chris.bensen at oracle.com
Wed Feb 3 16:40:14 UTC 2016
On Feb 2, 2016, at 7:27 PM, Scott Palmer <swpalmer at gmail.com> wrote:
> Note that this is a RPM-based system, apt-get is not available, yum is.
> yum install libX11
What is the Linux system you are running?
> Package libX11-1.6.0-2.1.el7.x86_64 already installed and latest version
> I get a similar message for the other dependencies.
> Examining the .rpm file I can see that the bundled runtime contains a lib/amd64 folder, so I’m pretty sure everything it did was 64-bit.
> If I run:
> yum install libX11.so.6
> it wants to install the i686 architecture.
> So I went ahead an used yum to install the dependencies that way, but it failed on the last one (of course):
> $ sudo yum install libasound.so.2
> Resolving Dependencies
> --> Running transaction check
> ---> Package alsa-lib.i686 0:1.0.28-2.el7 will be installed
> --> Finished Dependency Resolution
> Error: Multilib version problems found.
> ...you can also use --setopt=protected_multilib=false to remove

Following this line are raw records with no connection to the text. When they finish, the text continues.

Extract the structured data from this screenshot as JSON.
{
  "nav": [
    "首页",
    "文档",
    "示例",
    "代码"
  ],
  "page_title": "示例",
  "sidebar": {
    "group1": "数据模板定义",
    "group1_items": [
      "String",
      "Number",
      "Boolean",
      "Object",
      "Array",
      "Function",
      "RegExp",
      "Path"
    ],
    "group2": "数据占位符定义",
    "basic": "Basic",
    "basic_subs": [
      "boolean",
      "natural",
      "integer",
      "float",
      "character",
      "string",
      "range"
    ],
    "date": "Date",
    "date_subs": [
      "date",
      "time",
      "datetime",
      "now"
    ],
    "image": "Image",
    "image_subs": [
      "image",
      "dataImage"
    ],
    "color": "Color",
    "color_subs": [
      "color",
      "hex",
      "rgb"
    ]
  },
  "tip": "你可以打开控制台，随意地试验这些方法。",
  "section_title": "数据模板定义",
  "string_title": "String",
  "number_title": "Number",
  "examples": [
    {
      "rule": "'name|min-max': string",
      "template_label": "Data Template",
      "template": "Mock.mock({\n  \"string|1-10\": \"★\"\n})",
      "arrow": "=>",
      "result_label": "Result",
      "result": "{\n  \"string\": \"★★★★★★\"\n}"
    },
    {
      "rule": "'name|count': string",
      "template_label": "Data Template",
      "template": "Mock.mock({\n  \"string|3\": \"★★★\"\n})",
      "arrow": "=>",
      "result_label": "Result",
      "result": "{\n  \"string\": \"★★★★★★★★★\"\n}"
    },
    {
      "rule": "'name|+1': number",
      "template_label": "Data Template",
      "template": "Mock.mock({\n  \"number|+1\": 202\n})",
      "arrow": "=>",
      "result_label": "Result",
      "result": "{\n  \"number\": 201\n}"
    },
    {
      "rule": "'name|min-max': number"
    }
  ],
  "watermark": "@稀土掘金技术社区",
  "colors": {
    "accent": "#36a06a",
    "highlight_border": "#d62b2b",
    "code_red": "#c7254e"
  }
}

> this checking, however this is almost never the correct thing to
> do as something else is very likely to go wrong (often causing
> much more problems).
> Protected multilib versions: alsa-lib-1.0.28-2.el7.i686 != alsa-lib-184.108.40.206-3.el7.x86_64
> It seems to be that javapackager has made a mistake and is claiming to depend on the 32-bit packages even though it really requires the 64-bit packages.
That’s what it’s sounding like to me. Looking at the code for the RPM bundler there isn’t anything I can find offhand that would suggest this. Bundling with 32/64-bit is triggered off the JDK used. Note that you have to bundle the same bitness JRE as the JDK. It should fail if it isn’t but that isn’t the case yet and that isn’t your problem. It appears the RPM generated is 32-bit. Unless you are bundling a 32-bit JRE and the RPM bundler keys off the native libraries used. Can you check the launcher executable? I think it’d be:
$ file myserver-1.0-1.x86_64/app/myserver
Can you file a minimum test case along with the Linux system used so we can prioritize with other bugs and find a solution?
>> On Feb 2, 2016, at 7:03 PM, Chris Bensen <chris.bensen at oracle.com> wrote:
>> This list or the Deployment blog (https://blogs.oracle.com/talkingjavadeployment/) are the best places to get help with the javapackager.
>> Is your app built with the 64-bit or 32-bit packager? I noticed “x86_64” appended to the name. If it’s 32-bit you could try running:
>> sudo apt-get install libx11-6:i386
>>> On Feb 2, 2016, at 1:49 PM, Scott Palmer <swpalmer at gmail.com> wrote:
>>> What's the best place to go to get help with using the javapackager ?
>>> I've read the docs, but things aren't working smoothly and it would be
>>> helpful if there were some known working examples to base things on. I'm
>>> not finding any examples that use the -daemon or -BserviceHint=true
>>> options, for example.
>>> I attempted to make a .rpm that installs a service/daemon but when I try to
>>> install it, it fails claiming the following dependencies cannot be met:
>>> libX11.so.6 is needed by myserver-1.0-1.x86_64
>>> libXext.so.6 is needed by myserver-1.0-1.x86_64
>>> libXi.so.6 is needed by myserver-1.0-1.x86_64
>>> libXrender.so.1 is needed by myserver-1.0-1.x86_64
>>> libXtst.so.6 is needed by myserver-1.0-1.x86_64
>>> libasound.so.2 is needed by myserver-1.0-1.x86_64
>>> Considering the app already runs fine on this same system, I'm a bit
>>> confused that it is complaining of missing dependencies.
More information about the openjfx-dev